### WHAT YOU ARE ASKED TO DO
All entries are to be copied verbatim, while the pictures stay out.

- - -

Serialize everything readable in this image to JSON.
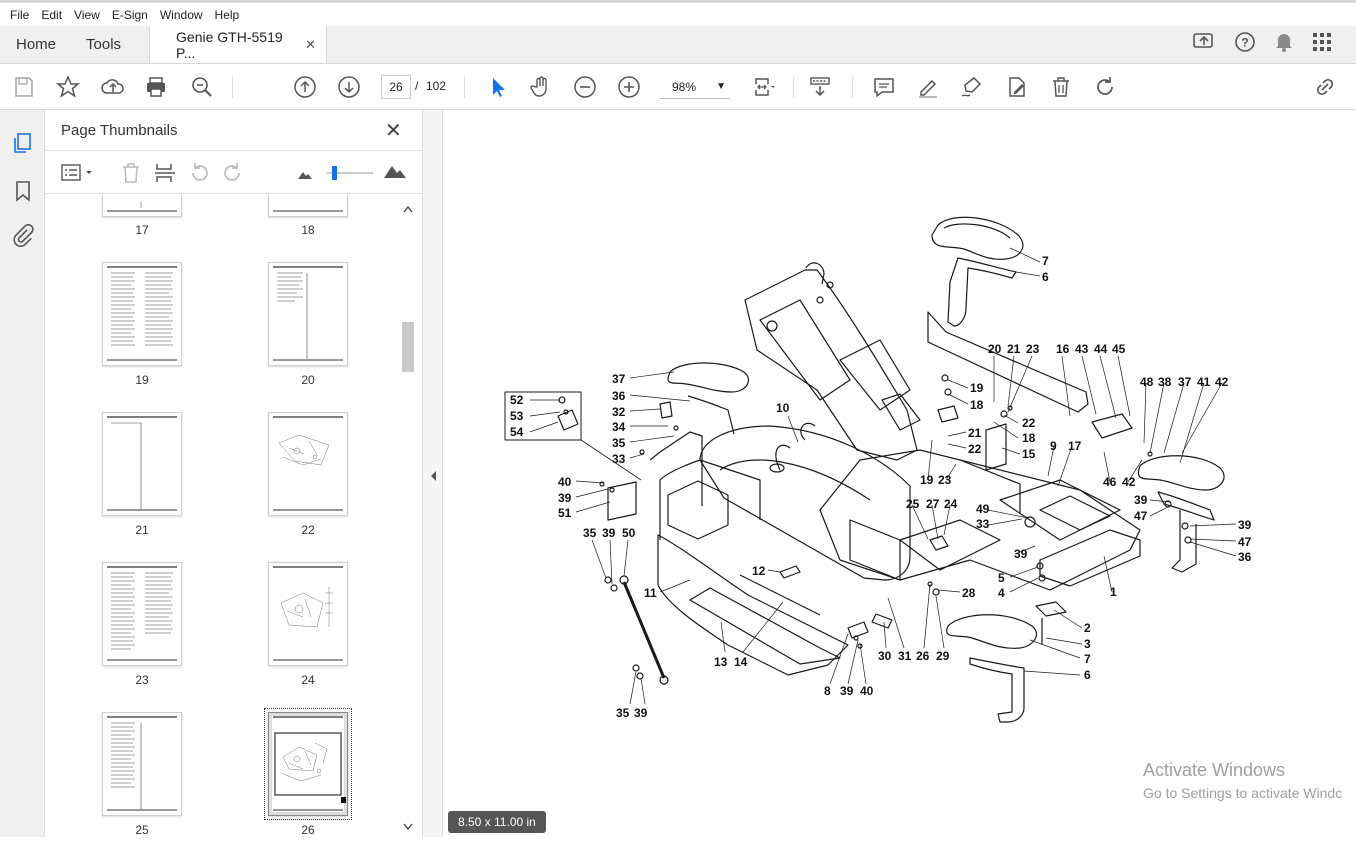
{
  "menu": [
    "File",
    "Edit",
    "View",
    "E-Sign",
    "Window",
    "Help"
  ],
  "tabs": {
    "home": "Home",
    "tools": "Tools",
    "document": "Genie GTH-5519 P...",
    "close": "✕"
  },
  "toolbar": {
    "page_current": "26",
    "page_sep": "/",
    "page_total": "102",
    "zoom": "98%"
  },
  "panel": {
    "title": "Page Thumbnails",
    "close": "✕",
    "thumbnails": [
      {
        "label": "17"
      },
      {
        "label": "18"
      },
      {
        "label": "19"
      },
      {
        "label": "20"
      },
      {
        "label": "21"
      },
      {
        "label": "22"
      },
      {
        "label": "23"
      },
      {
        "label": "24"
      },
      {
        "label": "25"
      },
      {
        "label": "26",
        "selected": true
      }
    ]
  },
  "status": {
    "page_size": "8.50 x 11.00 in"
  },
  "watermark": {
    "line1": "Activate Windows",
    "line2": "Go to Settings to activate Windc"
  },
  "diagram": {
    "callouts": [
      "7",
      "6",
      "10",
      "37",
      "36",
      "32",
      "34",
      "35",
      "33",
      "52",
      "53",
      "54",
      "40",
      "39",
      "51",
      "35",
      "39",
      "50",
      "11",
      "12",
      "13",
      "14",
      "35",
      "39",
      "8",
      "39",
      "40",
      "30",
      "31",
      "26",
      "29",
      "28",
      "25",
      "27",
      "24",
      "23",
      "19",
      "49",
      "33",
      "5",
      "4",
      "39",
      "20",
      "21",
      "23",
      "16",
      "43",
      "44",
      "45",
      "19",
      "18",
      "22",
      "21",
      "18",
      "22",
      "15",
      "9",
      "17",
      "48",
      "38",
      "37",
      "41",
      "42",
      "46",
      "42",
      "39",
      "47",
      "39",
      "47",
      "36",
      "1",
      "2",
      "3",
      "7",
      "6"
    ]
  }
}
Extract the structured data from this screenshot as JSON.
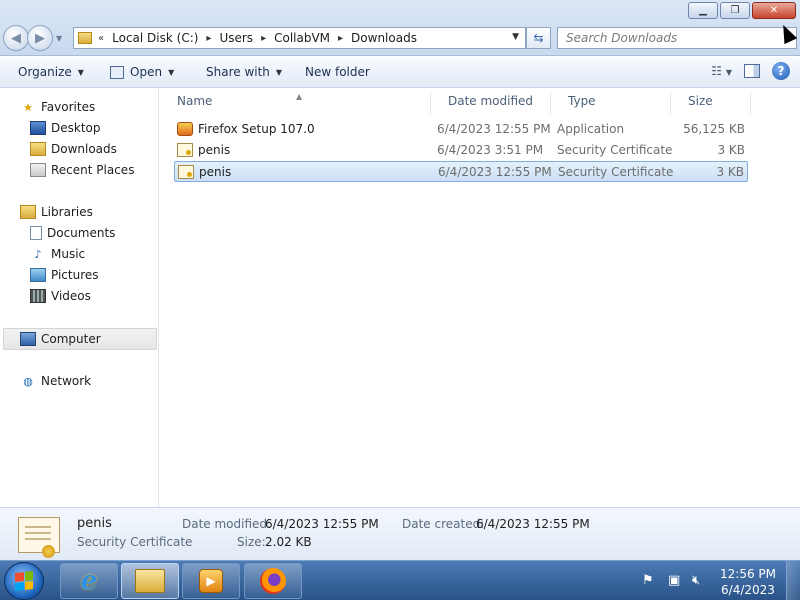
{
  "window": {
    "minimize_icon": "minimize-icon",
    "maximize_icon": "restore-icon",
    "close_icon": "close-icon"
  },
  "nav": {
    "back_icon": "back-arrow-icon",
    "forward_icon": "forward-arrow-icon"
  },
  "address": {
    "overflow": "«",
    "crumbs": [
      "Local Disk (C:)",
      "Users",
      "CollabVM",
      "Downloads"
    ]
  },
  "search": {
    "placeholder": "Search Downloads"
  },
  "toolbar": {
    "organize": "Organize",
    "open": "Open",
    "share_with": "Share with",
    "new_folder": "New folder"
  },
  "sidebar": {
    "favorites": "Favorites",
    "desktop": "Desktop",
    "downloads": "Downloads",
    "recent_places": "Recent Places",
    "libraries": "Libraries",
    "documents": "Documents",
    "music": "Music",
    "pictures": "Pictures",
    "videos": "Videos",
    "computer": "Computer",
    "network": "Network"
  },
  "columns": {
    "name": "Name",
    "date_modified": "Date modified",
    "type": "Type",
    "size": "Size"
  },
  "files": [
    {
      "name": "Firefox Setup 107.0",
      "date": "6/4/2023 12:55 PM",
      "type": "Application",
      "size": "56,125 KB",
      "icon": "firefox-setup-icon"
    },
    {
      "name": "penis",
      "date": "6/4/2023 3:51 PM",
      "type": "Security Certificate",
      "size": "3 KB",
      "icon": "certificate-icon"
    },
    {
      "name": "penis",
      "date": "6/4/2023 12:55 PM",
      "type": "Security Certificate",
      "size": "3 KB",
      "icon": "certificate-icon"
    }
  ],
  "details": {
    "name": "penis",
    "type": "Security Certificate",
    "date_modified_label": "Date modified:",
    "date_modified": "6/4/2023 12:55 PM",
    "date_created_label": "Date created:",
    "date_created": "6/4/2023 12:55 PM",
    "size_label": "Size:",
    "size": "2.02 KB"
  },
  "taskbar": {
    "time": "12:56 PM",
    "date": "6/4/2023",
    "apps": [
      "internet-explorer-icon",
      "windows-explorer-icon",
      "media-player-icon",
      "firefox-icon"
    ]
  }
}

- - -

### EXERCISE RESPONSE
Serialize everything readable in this image to JSON.
{
  "menu": [
    "File",
    "Edit",
    "View",
    "E-Sign",
    "Window",
    "Help"
  ],
  "tabs": {
    "home": "Home",
    "tools": "Tools",
    "document": "Genie GTH-5519 P...",
    "close": "✕"
  },
  "toolbar": {
    "page_current": "26",
    "page_sep": "/",
    "page_total": "102",
    "zoom": "98%"
  },
  "panel": {
    "title": "Page Thumbnails",
    "close": "✕",
    "thumbnails": [
      {
        "label": "17"
      },
      {
        "label": "18"
      },
      {
        "label": "19"
      },
      {
        "label": "20"
      },
      {
        "label": "21"
      },
      {
        "label": "22"
      },
      {
        "label": "23"
      },
      {
        "label": "24"
      },
      {
        "label": "25"
      },
      {
        "label": "26",
        "selected": true
      }
    ]
  },
  "status": {
    "page_size": "8.50 x 11.00 in"
  },
  "watermark": {
    "line1": "Activate Windows",
    "line2": "Go to Settings to activate Windc"
  },
  "diagram": {
    "callouts": [
      "7",
      "6",
      "10",
      "37",
      "36",
      "32",
      "34",
      "35",
      "33",
      "52",
      "53",
      "54",
      "40",
      "39",
      "51",
      "35",
      "39",
      "50",
      "11",
      "12",
      "13",
      "14",
      "35",
      "39",
      "8",
      "39",
      "40",
      "30",
      "31",
      "26",
      "29",
      "28",
      "25",
      "27",
      "24",
      "23",
      "19",
      "49",
      "33",
      "5",
      "4",
      "39",
      "20",
      "21",
      "23",
      "16",
      "43",
      "44",
      "45",
      "19",
      "18",
      "22",
      "21",
      "18",
      "22",
      "15",
      "9",
      "17",
      "48",
      "38",
      "37",
      "41",
      "42",
      "46",
      "42",
      "39",
      "47",
      "39",
      "47",
      "36",
      "1",
      "2",
      "3",
      "7",
      "6"
    ]
  }
}
Extract the structured data from this screenshot as JSON.
{
  "window": {
    "minimize_icon": "minimize-icon",
    "maximize_icon": "restore-icon",
    "close_icon": "close-icon"
  },
  "nav": {
    "back_icon": "back-arrow-icon",
    "forward_icon": "forward-arrow-icon"
  },
  "address": {
    "overflow": "«",
    "crumbs": [
      "Local Disk (C:)",
      "Users",
      "CollabVM",
      "Downloads"
    ]
  },
  "search": {
    "placeholder": "Search Downloads"
  },
  "toolbar": {
    "organize": "Organize",
    "open": "Open",
    "share_with": "Share with",
    "new_folder": "New folder"
  },
  "sidebar": {
    "favorites": "Favorites",
    "desktop": "Desktop",
    "downloads": "Downloads",
    "recent_places": "Recent Places",
    "libraries": "Libraries",
    "documents": "Documents",
    "music": "Music",
    "pictures": "Pictures",
    "videos": "Videos",
    "computer": "Computer",
    "network": "Network"
  },
  "columns": {
    "name": "Name",
    "date_modified": "Date modified",
    "type": "Type",
    "size": "Size"
  },
  "files": [
    {
      "name": "Firefox Setup 107.0",
      "date": "6/4/2023 12:55 PM",
      "type": "Application",
      "size": "56,125 KB",
      "icon": "firefox-setup-icon"
    },
    {
      "name": "penis",
      "date": "6/4/2023 3:51 PM",
      "type": "Security Certificate",
      "size": "3 KB",
      "icon": "certificate-icon"
    },
    {
      "name": "penis",
      "date": "6/4/2023 12:55 PM",
      "type": "Security Certificate",
      "size": "3 KB",
      "icon": "certificate-icon"
    }
  ],
  "details": {
    "name": "penis",
    "type": "Security Certificate",
    "date_modified_label": "Date modified:",
    "date_modified": "6/4/2023 12:55 PM",
    "date_created_label": "Date created:",
    "date_created": "6/4/2023 12:55 PM",
    "size_label": "Size:",
    "size": "2.02 KB"
  },
  "taskbar": {
    "time": "12:56 PM",
    "date": "6/4/2023",
    "apps": [
      "internet-explorer-icon",
      "windows-explorer-icon",
      "media-player-icon",
      "firefox-icon"
    ]
  }
}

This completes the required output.